Our Lady of Mercy and St. Philip Neri, Melbourne 1906 – 2006
On May 12th, the parishioners of Our Lady of Mercy and St. Philip Neri in Melbourne celebrated the centenary of their parish’s foundation.
Bishop Malcolm presided over the celebrations, which began outside the Melbourne Tea Rooms, the original Catholic chapel. After the hymn, ‘The Church’s One foundation’, the bishop gave a short welcome address and stressed the importance of the parish to the religious life of Melbourne. A prayer followed and the procession to the church began.
The Melbourne Town Band provided the music for the outdoor section of the liturgy and led the procession with great panache up Church Street from the Tea Rooms to the church. As the procession reached the church the newly hung church bell pealed exultantly.
The church was beautifully decorated for the occasion with floral displays, not only from the parish but also with flower arrangements donated by all the other four Christian churches in Melbourne.
Bishop Malcolm celebrated Mass, a truly ecumenical affair with ministers and parishioners from the Melbourne Anglican, Methodist, United Reformed and Baptist congregations present. Parish priest, Fr. Anthony Axe, welcomed three of his predecessors who concelebrated at the Mass. They were Fr. Anthony Pateman, now at the Infant of Prague, Syston, Fr. Philip O’Dowd, parish priest of St. Hugh’s, Lincoln and Canon Anthony Dolan from St. Mary the Immaculate, Grantham. Fr. Anthony Axe preached on this occasion and mentioned the importance of celebration in the life of Melbourne in general and in this parish in particular.
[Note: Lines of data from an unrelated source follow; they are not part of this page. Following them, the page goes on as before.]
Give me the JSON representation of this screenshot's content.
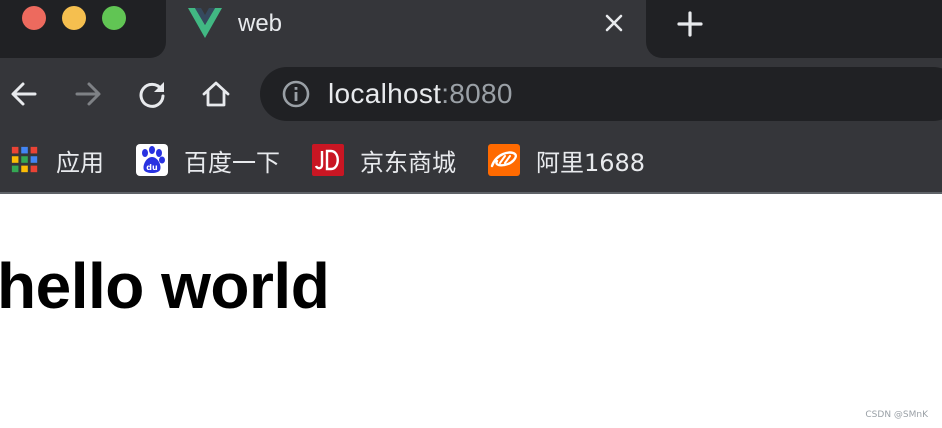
{
  "window": {
    "traffic_lights": {
      "close": "#ed6a5e",
      "minimize": "#f5bf4f",
      "zoom": "#61c554"
    }
  },
  "tab": {
    "title": "web",
    "favicon": "vue-logo-icon",
    "close_icon": "close-icon"
  },
  "new_tab": {
    "icon": "plus-icon"
  },
  "toolbar": {
    "back_icon": "arrow-left-icon",
    "forward_icon": "arrow-right-icon",
    "reload_icon": "reload-icon",
    "home_icon": "home-icon",
    "address": {
      "info_icon": "info-icon",
      "host": "localhost",
      "port": ":8080"
    }
  },
  "bookmarks": [
    {
      "label": "应用",
      "icon": "apps-grid-icon"
    },
    {
      "label": "百度一下",
      "icon": "baidu-icon"
    },
    {
      "label": "京东商城",
      "icon": "jd-icon"
    },
    {
      "label": "阿里1688",
      "icon": "alibaba-1688-icon"
    }
  ],
  "page": {
    "heading": "hello world"
  },
  "watermark": "CSDN @SMnK",
  "colors": {
    "titlebar_bg": "#202124",
    "toolbar_bg": "#35363a",
    "omnibox_bg": "#202124",
    "text_light": "#e8eaed",
    "text_dim": "#9aa0a6",
    "vue_green": "#41b883",
    "vue_dark": "#35495e",
    "baidu_blue": "#2932e1",
    "jd_red": "#c91623",
    "ali_orange": "#ff6a00"
  }
}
Thanks to the altar servers who turned out in force, and to Henry Wilkins, the church organist, the liturgy was very special.
The ceremonies were followed by a reception in the parish hall and garden during which a cake, inscribed with the names of all the parish priests from 1906 to the present day, was cut.
As a permanent reminder of the centenary, several parish projects were instigated.
The church bell, silent for twenty-five years and inconspicuously hanging at the apex of the church facade, was refurbished by Mr. Bob Smith, owner of the local Bell Foundry. While the scaffolding was erected for the painting of the church’s exterior woodwork, the opportunity was taken to remove the bell. It was grit-blasted to bring out the original patina of the brass and an electronic clapper fitted.
Situated above the high altar, the crucifix was given in 1908 by the Rev. Francis Richmond and was obtained from the terracotta works at Measham. The cross on which the figure is mounted is the one which was used for the ceremony of the blessing of the foundation stone on July 19thy, 1907. The gilt rays were added by Lord Walter Kerr in 1913. With the passage of time, in this case ninety-six years, the gilt had dulled and darkened, causing the crucifix to merge into the background. Lord Walter’s descendant, Lord Ralph, arranged for the rays to be covered with gold leaf. A local craftswoman was commissioned to do the work of restoring the rays and retouching the figure of Christ. It now shines out above the high altar, once more a notable feature of the church.